Of course, trusting your gut isn’t enough. At some point, you have to bring in that analytical left-brain logic. But in our experience, if you start with left-brain analysis and try to add in the right brain intuition later on, then it often doesn’t work. A great business idea generally starts from a place of passion, trust and surrender.
For example, Oregon Chai was a company founded from my wife Heather’s desire to have a great cup of chai and her frustration when she couldn’t find one in the United States.
A great business idea generally starts from a place of passion, trust and surrender.Tweet This Quote
At the time in the mid-90s, we were watching Starbucks revolutionize how coffee was consumed, while also building a culture and community at the same time. However, if you wanted tea, you were still relegated to a mug of hot water and a bag of earl gray or chamomile—it just wasn’t as fun.
Heather trusted herself and from that desire to disrupt the status quo, she started a little business in our kitchen. Almost immediately, the product generated an evangelical consumer base. Over nine years, Oregon Chai grew from our kitchen to a $40 million high margin business that was also one of the first fair-trade and certified organic companies.
As the company grew, we had to institute organizational structure and strategy. But it would never have taken off without Heather’s initial trust in her passion. It became something that transcended a spreadsheet or a business plan.
Truly successful ventures tend to come from founders who simply have a relentless need to birth innovation.Tweet This Quote
In order to start operating from this place of intuition, these are three questions we continuously ask our clients, entrepreneurs, and ourselves at Meriwether Group:
- Am I having fun?
- Am I seeing results?
- Is it easy?
If you can’t answer yes to all three, then take a step back.

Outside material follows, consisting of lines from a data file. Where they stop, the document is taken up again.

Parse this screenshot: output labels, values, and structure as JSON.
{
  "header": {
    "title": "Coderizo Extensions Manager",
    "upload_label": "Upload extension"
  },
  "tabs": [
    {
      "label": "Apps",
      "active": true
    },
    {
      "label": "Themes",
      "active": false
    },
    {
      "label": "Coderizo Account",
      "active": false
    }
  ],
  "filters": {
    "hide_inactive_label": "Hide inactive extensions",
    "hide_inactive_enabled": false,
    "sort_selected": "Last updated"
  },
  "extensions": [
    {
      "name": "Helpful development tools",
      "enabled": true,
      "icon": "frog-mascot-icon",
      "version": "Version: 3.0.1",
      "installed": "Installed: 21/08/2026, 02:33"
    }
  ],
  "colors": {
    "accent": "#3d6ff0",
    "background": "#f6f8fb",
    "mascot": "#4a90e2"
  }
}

Try and reconfigure the model, the team and the strategy, then give it another go. After that, if you still can’t answer yes to all three, then do something else.
If you feel a desire to birth newness into the world, and it comes from a place of passion, listen to it.Tweet This Quote

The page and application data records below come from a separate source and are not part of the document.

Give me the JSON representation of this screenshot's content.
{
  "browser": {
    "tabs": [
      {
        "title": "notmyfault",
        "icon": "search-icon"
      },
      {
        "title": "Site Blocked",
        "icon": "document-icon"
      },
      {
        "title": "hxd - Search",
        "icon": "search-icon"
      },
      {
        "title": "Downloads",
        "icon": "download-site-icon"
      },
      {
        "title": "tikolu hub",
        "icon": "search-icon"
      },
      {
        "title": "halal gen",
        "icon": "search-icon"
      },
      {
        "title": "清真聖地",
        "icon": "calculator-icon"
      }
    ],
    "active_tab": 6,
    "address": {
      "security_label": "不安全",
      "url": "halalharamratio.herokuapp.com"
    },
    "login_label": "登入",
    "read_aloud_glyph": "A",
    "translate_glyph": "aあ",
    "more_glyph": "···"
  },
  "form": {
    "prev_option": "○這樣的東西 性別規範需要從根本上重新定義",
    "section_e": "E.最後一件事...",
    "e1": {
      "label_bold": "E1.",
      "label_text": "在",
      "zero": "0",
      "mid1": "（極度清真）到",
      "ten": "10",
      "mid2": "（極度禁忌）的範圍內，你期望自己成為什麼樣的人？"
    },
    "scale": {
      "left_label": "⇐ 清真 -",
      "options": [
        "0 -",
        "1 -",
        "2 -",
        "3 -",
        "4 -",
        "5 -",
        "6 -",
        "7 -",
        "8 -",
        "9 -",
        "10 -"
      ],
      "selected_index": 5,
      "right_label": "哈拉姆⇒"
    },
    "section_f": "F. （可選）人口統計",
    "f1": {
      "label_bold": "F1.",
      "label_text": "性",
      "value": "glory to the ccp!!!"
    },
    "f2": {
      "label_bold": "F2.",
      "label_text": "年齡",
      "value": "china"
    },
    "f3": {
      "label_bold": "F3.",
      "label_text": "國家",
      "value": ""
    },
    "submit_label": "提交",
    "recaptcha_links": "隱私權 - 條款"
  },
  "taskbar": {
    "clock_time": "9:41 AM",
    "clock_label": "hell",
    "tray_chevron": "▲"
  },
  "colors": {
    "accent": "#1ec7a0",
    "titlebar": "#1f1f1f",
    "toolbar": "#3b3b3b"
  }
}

Now don’t be misled—the words “easy” and “fun” don’t mean you can be lazy or not show up. It’s not necessarily about choosing something because it is easy; it’s about making sure what you have chosen is in alignment with your natural talents, interests and gifts. Then, it feels easy.
When Heather and I were building Oregon Chai, we worked our asses off. We saw results, it was easy in the sense that it was working, and we were having fun.
The message here is this: if you feel a burning desire to birth newness into the world, and it comes from a place of passion and alignment, then it’s something you should really listen to. The left-brain best practices will guide you later.